Analytical support for protein formulation development
Physical and chemical instabilities are the most challenging tasks in the development of protein therapeutics. The molecular structure of protein is delicate in nature compared to small molecule drugs and is highly sensitive to environmental changes and stresses. Ensuring native-like higher order structure in a biologic drug is essential because the overall conformation not only defines the stability and biological activity, but also the efficacy and safety.
SSCI offers analytical services in support of protein drug development at different stages and provides data to meet the expectations outlined in the ICH Q6B specifications. A number of techniques (e.g., freeze-drying and spray drying) are utilized for solid state protein formulation development.
SSCI evaluates the physical stability of protein in various formulation excipients such as ionic strength, buffers, pH, surfactants, sugars, salts, antioxidants, and amino acids on the physicochemical properties of the protein.
- Gel permeation chromatography (GPC) and size exclusion chromatography (SEC) coupled with a static-light-scattering (SLS) detector are commonly used techniques for detecting and quantifying protein aggregation.
- Nano-DSC is a powerful analytical technique that is used to monitor conformational stability of biologics in their formulations. Structural alterations (unfolding/aggregation) in a biologic can be detected in the form of a Tm (denaturation temperature) shift or a change in the shape of the endothermic peak (∆H and ∆Hv for domain and subunit organization)
- Dynamic light scattering (DLS) or quasi elastic light scattering (QELS) is used to evaluate the aggregation state. DLS is a non-destructive technique for the determination of size distribution of particles in the diameter range of 1 nm to 2 µm
Lyophilization process development and optimization
SSCI offers small scale lyophilization services to screen common excipients for protein stability. Testing is tailored to each client’s individual requirements.
- Formulate the protein in compatible excipients based on the physicochemical properties of the protein during preformulation screen.
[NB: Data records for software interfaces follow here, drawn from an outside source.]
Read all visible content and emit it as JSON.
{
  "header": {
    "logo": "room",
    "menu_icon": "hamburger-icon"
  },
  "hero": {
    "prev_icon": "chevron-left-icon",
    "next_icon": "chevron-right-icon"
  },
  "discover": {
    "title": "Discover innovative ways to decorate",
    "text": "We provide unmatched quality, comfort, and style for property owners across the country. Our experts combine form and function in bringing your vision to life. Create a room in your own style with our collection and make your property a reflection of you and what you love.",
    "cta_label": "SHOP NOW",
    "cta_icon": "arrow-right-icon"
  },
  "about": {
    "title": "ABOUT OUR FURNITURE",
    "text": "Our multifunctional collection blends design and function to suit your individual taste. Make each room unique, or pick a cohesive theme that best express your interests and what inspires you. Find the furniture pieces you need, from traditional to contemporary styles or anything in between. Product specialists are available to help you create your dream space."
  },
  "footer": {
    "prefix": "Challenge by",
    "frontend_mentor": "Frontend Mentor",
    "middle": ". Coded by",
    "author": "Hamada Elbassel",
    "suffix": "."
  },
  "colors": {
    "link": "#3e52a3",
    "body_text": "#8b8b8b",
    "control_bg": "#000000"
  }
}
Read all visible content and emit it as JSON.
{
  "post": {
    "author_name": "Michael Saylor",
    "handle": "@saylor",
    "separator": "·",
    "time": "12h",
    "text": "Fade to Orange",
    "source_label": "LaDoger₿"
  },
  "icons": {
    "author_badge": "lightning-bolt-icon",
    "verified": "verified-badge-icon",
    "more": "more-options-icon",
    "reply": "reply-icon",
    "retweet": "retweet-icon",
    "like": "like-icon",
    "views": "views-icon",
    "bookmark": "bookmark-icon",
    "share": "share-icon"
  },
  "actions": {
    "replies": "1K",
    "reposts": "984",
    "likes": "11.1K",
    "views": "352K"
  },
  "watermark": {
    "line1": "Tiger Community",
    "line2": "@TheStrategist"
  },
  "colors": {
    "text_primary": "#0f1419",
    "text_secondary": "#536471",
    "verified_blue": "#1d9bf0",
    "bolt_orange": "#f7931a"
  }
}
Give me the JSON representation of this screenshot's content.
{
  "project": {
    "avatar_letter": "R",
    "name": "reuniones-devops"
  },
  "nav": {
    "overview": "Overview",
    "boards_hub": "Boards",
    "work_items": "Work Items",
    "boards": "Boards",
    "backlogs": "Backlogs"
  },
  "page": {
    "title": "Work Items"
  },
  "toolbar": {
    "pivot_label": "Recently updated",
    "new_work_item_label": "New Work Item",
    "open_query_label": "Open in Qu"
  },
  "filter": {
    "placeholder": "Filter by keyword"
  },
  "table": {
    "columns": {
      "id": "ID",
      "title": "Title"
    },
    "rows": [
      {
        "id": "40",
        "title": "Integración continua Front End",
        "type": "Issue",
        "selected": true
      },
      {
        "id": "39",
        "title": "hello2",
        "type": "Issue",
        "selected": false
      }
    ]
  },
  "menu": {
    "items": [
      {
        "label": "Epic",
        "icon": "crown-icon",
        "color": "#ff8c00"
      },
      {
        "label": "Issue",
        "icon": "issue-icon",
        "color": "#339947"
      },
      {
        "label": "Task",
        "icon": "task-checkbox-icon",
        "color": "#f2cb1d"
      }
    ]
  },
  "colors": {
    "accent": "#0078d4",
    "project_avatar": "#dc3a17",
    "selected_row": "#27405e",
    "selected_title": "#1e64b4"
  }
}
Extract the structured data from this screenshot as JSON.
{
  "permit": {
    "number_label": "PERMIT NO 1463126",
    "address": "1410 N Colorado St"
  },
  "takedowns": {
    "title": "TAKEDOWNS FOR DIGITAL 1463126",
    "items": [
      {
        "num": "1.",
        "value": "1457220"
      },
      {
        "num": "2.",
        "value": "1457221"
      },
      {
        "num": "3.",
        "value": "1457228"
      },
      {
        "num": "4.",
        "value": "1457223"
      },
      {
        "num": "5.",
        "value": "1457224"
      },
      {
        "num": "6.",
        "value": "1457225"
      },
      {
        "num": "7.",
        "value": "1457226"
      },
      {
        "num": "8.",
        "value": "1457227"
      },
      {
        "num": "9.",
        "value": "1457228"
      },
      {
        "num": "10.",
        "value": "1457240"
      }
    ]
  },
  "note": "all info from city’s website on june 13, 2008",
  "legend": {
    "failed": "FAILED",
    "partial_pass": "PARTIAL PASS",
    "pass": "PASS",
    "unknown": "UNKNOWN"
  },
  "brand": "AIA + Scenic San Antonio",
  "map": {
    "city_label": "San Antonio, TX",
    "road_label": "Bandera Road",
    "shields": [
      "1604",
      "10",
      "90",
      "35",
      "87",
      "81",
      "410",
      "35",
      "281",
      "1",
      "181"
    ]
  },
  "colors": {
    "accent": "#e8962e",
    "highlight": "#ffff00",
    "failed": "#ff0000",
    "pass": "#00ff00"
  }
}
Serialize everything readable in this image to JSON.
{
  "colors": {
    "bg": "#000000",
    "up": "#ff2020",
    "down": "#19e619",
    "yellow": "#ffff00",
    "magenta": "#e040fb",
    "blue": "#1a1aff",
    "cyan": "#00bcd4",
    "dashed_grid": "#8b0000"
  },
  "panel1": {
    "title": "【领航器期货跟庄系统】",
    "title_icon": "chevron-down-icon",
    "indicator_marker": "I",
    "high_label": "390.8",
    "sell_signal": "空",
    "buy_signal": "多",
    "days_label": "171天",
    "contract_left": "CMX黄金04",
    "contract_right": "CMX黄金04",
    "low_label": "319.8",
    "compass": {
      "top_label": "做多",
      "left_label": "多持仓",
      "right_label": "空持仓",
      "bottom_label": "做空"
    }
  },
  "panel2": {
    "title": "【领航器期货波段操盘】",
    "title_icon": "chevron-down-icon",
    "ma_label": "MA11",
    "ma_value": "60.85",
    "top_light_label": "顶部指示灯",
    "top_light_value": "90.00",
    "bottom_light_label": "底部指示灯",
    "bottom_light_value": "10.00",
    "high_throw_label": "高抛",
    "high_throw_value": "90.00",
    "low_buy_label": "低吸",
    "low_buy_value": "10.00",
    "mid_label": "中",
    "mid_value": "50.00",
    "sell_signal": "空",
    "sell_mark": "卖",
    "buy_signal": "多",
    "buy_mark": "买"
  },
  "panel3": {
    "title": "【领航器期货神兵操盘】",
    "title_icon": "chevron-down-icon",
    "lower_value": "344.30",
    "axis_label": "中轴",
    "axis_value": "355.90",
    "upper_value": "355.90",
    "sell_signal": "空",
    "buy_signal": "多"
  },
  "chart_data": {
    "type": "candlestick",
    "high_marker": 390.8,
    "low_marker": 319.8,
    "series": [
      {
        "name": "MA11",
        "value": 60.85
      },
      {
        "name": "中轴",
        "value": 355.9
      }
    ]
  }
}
- Determine the glass transition temperature of the formulation in the frozen state (Tg’) by temperature modulated differential scanning calorimetry and the collapse temperature by freeze-drying microscopy.
- Determine the optimal shelf temperatures and chamber pressures for primary and secondary drying.
- Characterize the finished lyophilized product using a variety of analytical techniques such as X-ray powder diffraction (XRPD) and polarized light microscopy (PLM) to assess crystallinity, thermogravimetry (TG) and DSC for thermal properties, scanning electron microscopy (SEM) for particle morphology, Karl Fischer titration for water content, dynamic vapor sorption/desorption for hygroscopicity testing; solid state NMR, FT-IR, and Raman spectroscopy for chemical and physical finger printing.
- Evaluate physical stability (unfolding/aggregation) of protein upon lyophilization by SEC, nano-DSC, DLS, CD, and HPLC.
Real time and accelerated stability studies
Storage stability of proteins shows a reasonably good correlation with the degree of retention of native structure of proteins and the level of hydration during drying. Other environmental conditions, including temperature, pH, ionic strength, oxygen, and protease content can cause denaturation, aggregation, degradation, and chemical modification (oxidation and deamidation). SSCI offers advanced analytical methodologies for stability evaluation.
- Physical stability assessment: Aggregation state evaluation by SEC and DLS, conformational change by nano-DSC, and solid state characterization by various analytical techniques including but not limited to XRPD, TG, DSC, SEM, SSNMR, FT-IR, and Raman.
- Chemical stability assessment: With the ultra-high resolution Q-TOF mass spectrometer and solids/liquids NMR spectrometer in conjunction with other techniques such as peptide mapping, MALDI-TOF MS, amino acid analysis, and Edman N-terminal sequencing, SSCI is capable of providing accurate mass and primary sequence of proteins, peptides, to ensure structural integrity and physicochemical identity.